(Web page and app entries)
● ● ●

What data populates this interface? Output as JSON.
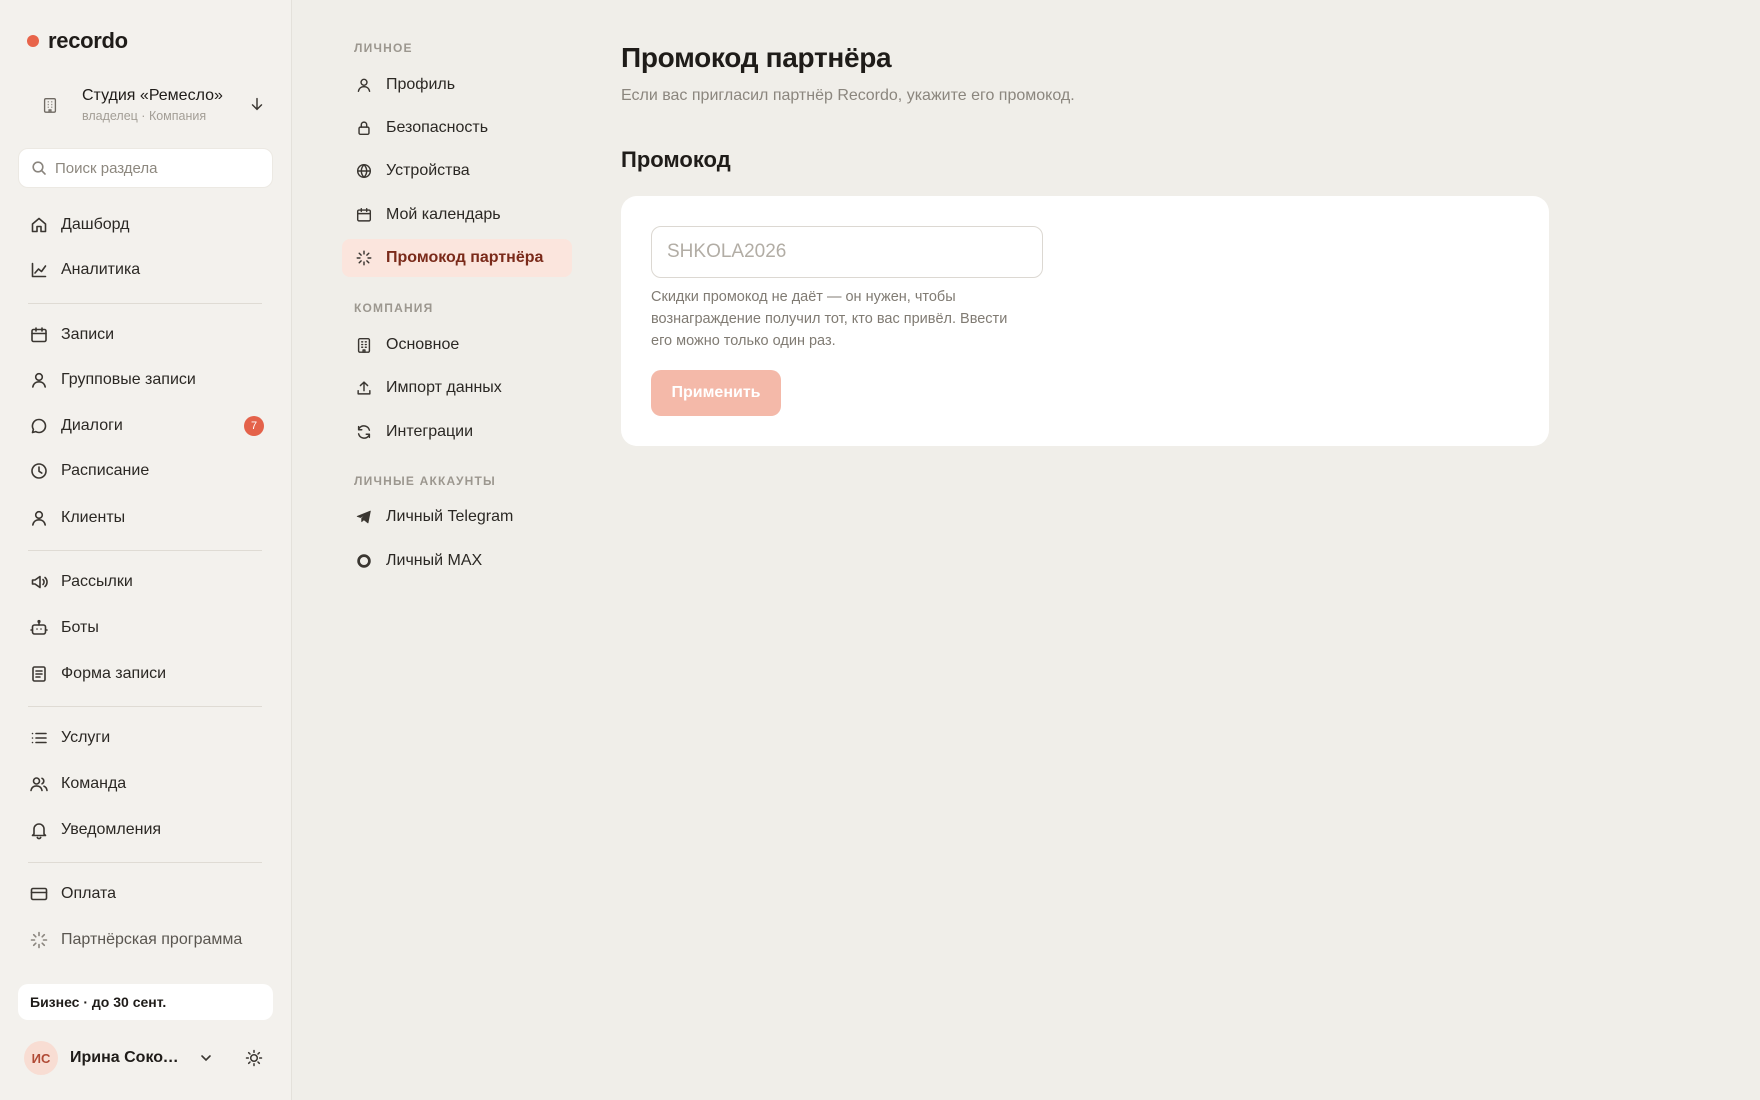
{
  "app": {
    "logo_text": "recordo",
    "accent_color": "#e8644a"
  },
  "org": {
    "name": "Студия «Ремесло»",
    "role": "владелец · Компания"
  },
  "search": {
    "placeholder": "Поиск раздела"
  },
  "sidebar": {
    "items": [
      {
        "label": "Дашборд",
        "icon": "home-icon"
      },
      {
        "label": "Аналитика",
        "icon": "chart-icon"
      },
      {
        "label": "Записи",
        "icon": "calendar-icon"
      },
      {
        "label": "Групповые записи",
        "icon": "user-icon"
      },
      {
        "label": "Диалоги",
        "icon": "chat-icon",
        "badge": "7"
      },
      {
        "label": "Расписание",
        "icon": "clock-icon"
      },
      {
        "label": "Клиенты",
        "icon": "user-icon"
      },
      {
        "label": "Рассылки",
        "icon": "megaphone-icon"
      },
      {
        "label": "Боты",
        "icon": "bot-icon"
      },
      {
        "label": "Форма записи",
        "icon": "form-icon"
      },
      {
        "label": "Услуги",
        "icon": "list-icon"
      },
      {
        "label": "Команда",
        "icon": "team-icon"
      },
      {
        "label": "Уведомления",
        "icon": "bell-icon"
      },
      {
        "label": "Оплата",
        "icon": "card-icon"
      },
      {
        "label": "Партнёрская программа",
        "icon": "sparkle-icon"
      }
    ]
  },
  "plan": {
    "label": "Бизнес · до 30 сент."
  },
  "user": {
    "initials": "ИС",
    "name": "Ирина Соколова"
  },
  "settings_nav": {
    "personal_header": "ЛИЧНОЕ",
    "personal": [
      {
        "label": "Профиль",
        "icon": "user-icon"
      },
      {
        "label": "Безопасность",
        "icon": "lock-icon"
      },
      {
        "label": "Устройства",
        "icon": "globe-icon"
      },
      {
        "label": "Мой календарь",
        "icon": "calendar-icon"
      },
      {
        "label": "Промокод партнёра",
        "icon": "sparkle-icon",
        "active": true
      }
    ],
    "company_header": "КОМПАНИЯ",
    "company": [
      {
        "label": "Основное",
        "icon": "building-icon"
      },
      {
        "label": "Импорт данных",
        "icon": "upload-icon"
      },
      {
        "label": "Интеграции",
        "icon": "refresh-icon"
      }
    ],
    "accounts_header": "ЛИЧНЫЕ АККАУНТЫ",
    "accounts": [
      {
        "label": "Личный Telegram",
        "icon": "telegram-icon"
      },
      {
        "label": "Личный MAX",
        "icon": "max-icon"
      }
    ]
  },
  "main": {
    "title": "Промокод партнёра",
    "subtitle": "Если вас пригласил партнёр Recordo, укажите его промокод.",
    "section_title": "Промокод",
    "promo_placeholder": "SHKOLA2026",
    "promo_value": "",
    "hint": "Скидки промокод не даёт — он нужен, чтобы вознаграждение получил тот, кто вас привёл. Ввести его можно только один раз.",
    "apply_label": "Применить"
  }
}
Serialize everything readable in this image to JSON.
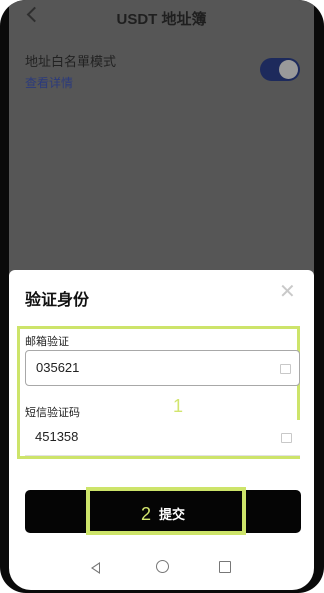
{
  "header": {
    "title": "USDT 地址簿",
    "whitelist_label": "地址白名單模式",
    "details_link": "查看详情",
    "whitelist_enabled": true
  },
  "dialog": {
    "title": "验证身份",
    "email_label": "邮箱验证",
    "email_code": "035621",
    "sms_label": "短信验证码",
    "sms_code": "451358",
    "submit_label": "提交"
  },
  "annotations": {
    "marker_1": "1",
    "marker_2": "2",
    "highlight_color": "#cde46a"
  },
  "nav_icons": [
    "back-icon",
    "home-icon",
    "recent-apps-icon"
  ]
}
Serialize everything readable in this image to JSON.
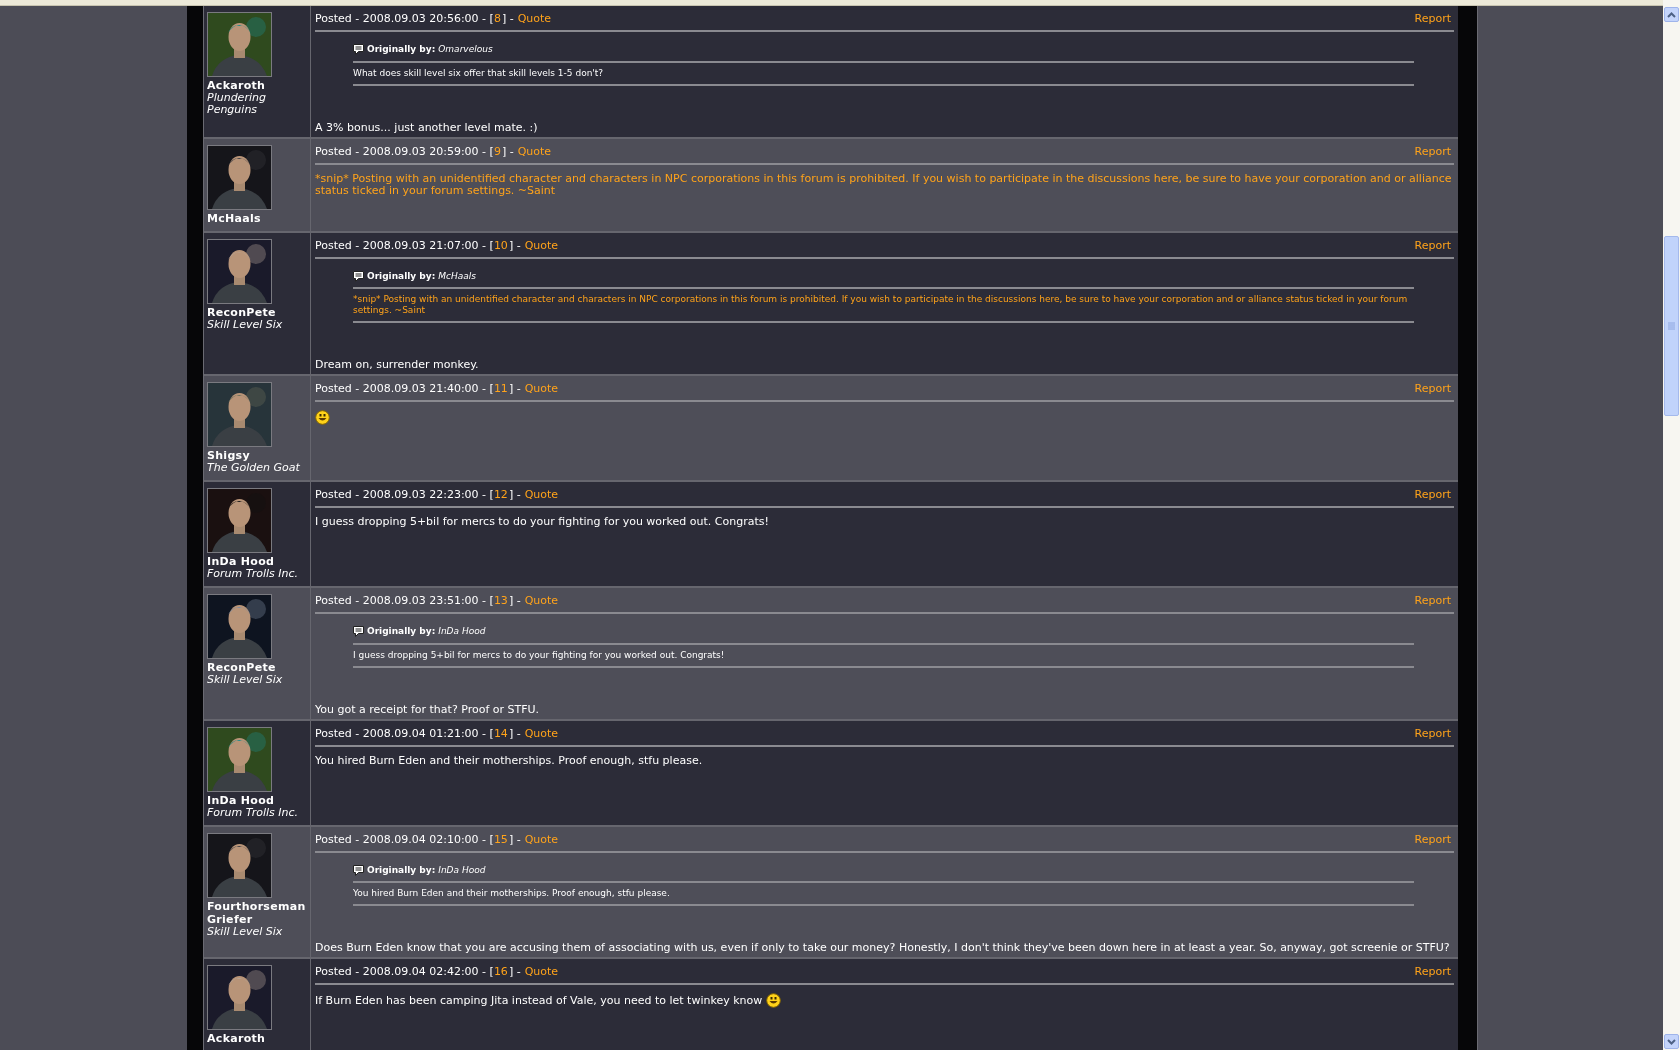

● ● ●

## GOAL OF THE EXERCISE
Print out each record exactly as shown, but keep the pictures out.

## REPLY TO THE TASK
What data populates this interface? Output as JSON.
{
  "app": {
    "logo_text": "recordo",
    "accent_color": "#e8644a"
  },
  "org": {
    "name": "Студия «Ремесло»",
    "role": "владелец · Компания"
  },
  "search": {
    "placeholder": "Поиск раздела"
  },
  "sidebar": {
    "items": [
      {
        "label": "Дашборд",
        "icon": "home-icon"
      },
      {
        "label": "Аналитика",
        "icon": "chart-icon"
      },
      {
        "label": "Записи",
        "icon": "calendar-icon"
      },
      {
        "label": "Групповые записи",
        "icon": "user-icon"
      },
      {
        "label": "Диалоги",
        "icon": "chat-icon",
        "badge": "7"
      },
      {
        "label": "Расписание",
        "icon": "clock-icon"
      },
      {
        "label": "Клиенты",
        "icon": "user-icon"
      },
      {
        "label": "Рассылки",
        "icon": "megaphone-icon"
      },
      {
        "label": "Боты",
        "icon": "bot-icon"
      },
      {
        "label": "Форма записи",
        "icon": "form-icon"
      },
      {
        "label": "Услуги",
        "icon": "list-icon"
      },
      {
        "label": "Команда",
        "icon": "team-icon"
      },
      {
        "label": "Уведомления",
        "icon": "bell-icon"
      },
      {
        "label": "Оплата",
        "icon": "card-icon"
      },
      {
        "label": "Партнёрская программа",
        "icon": "sparkle-icon"
      }
    ]
  },
  "plan": {
    "label": "Бизнес · до 30 сент."
  },
  "user": {
    "initials": "ИС",
    "name": "Ирина Соколова"
  },
  "settings_nav": {
    "personal_header": "ЛИЧНОЕ",
    "personal": [
      {
        "label": "Профиль",
        "icon": "user-icon"
      },
      {
        "label": "Безопасность",
        "icon": "lock-icon"
      },
      {
        "label": "Устройства",
        "icon": "globe-icon"
      },
      {
        "label": "Мой календарь",
        "icon": "calendar-icon"
      },
      {
        "label": "Промокод партнёра",
        "icon": "sparkle-icon",
        "active": true
      }
    ],
    "company_header": "КОМПАНИЯ",
    "company": [
      {
        "label": "Основное",
        "icon": "building-icon"
      },
      {
        "label": "Импорт данных",
        "icon": "upload-icon"
      },
      {
        "label": "Интеграции",
        "icon": "refresh-icon"
      }
    ],
    "accounts_header": "ЛИЧНЫЕ АККАУНТЫ",
    "accounts": [
      {
        "label": "Личный Telegram",
        "icon": "telegram-icon"
      },
      {
        "label": "Личный MAX",
        "icon": "max-icon"
      }
    ]
  },
  "main": {
    "title": "Промокод партнёра",
    "subtitle": "Если вас пригласил партнёр Recordo, укажите его промокод.",
    "section_title": "Промокод",
    "promo_placeholder": "SHKOLA2026",
    "promo_value": "",
    "hint": "Скидки промокод не даёт — он нужен, чтобы вознаграждение получил тот, кто вас привёл. Ввести его можно только один раз.",
    "apply_label": "Применить"
  }
}
Serialize everything readable in this image to JSON.
{
  "header": {
    "title": "USDT 地址簿",
    "whitelist_label": "地址白名單模式",
    "details_link": "查看详情",
    "whitelist_enabled": true
  },
  "dialog": {
    "title": "验证身份",
    "email_label": "邮箱验证",
    "email_code": "035621",
    "sms_label": "短信验证码",
    "sms_code": "451358",
    "submit_label": "提交"
  },
  "annotations": {
    "marker_1": "1",
    "marker_2": "2",
    "highlight_color": "#cde46a"
  },
  "nav_icons": [
    "back-icon",
    "home-icon",
    "recent-apps-icon"
  ]
}
Serialize everything readable in this image to JSON.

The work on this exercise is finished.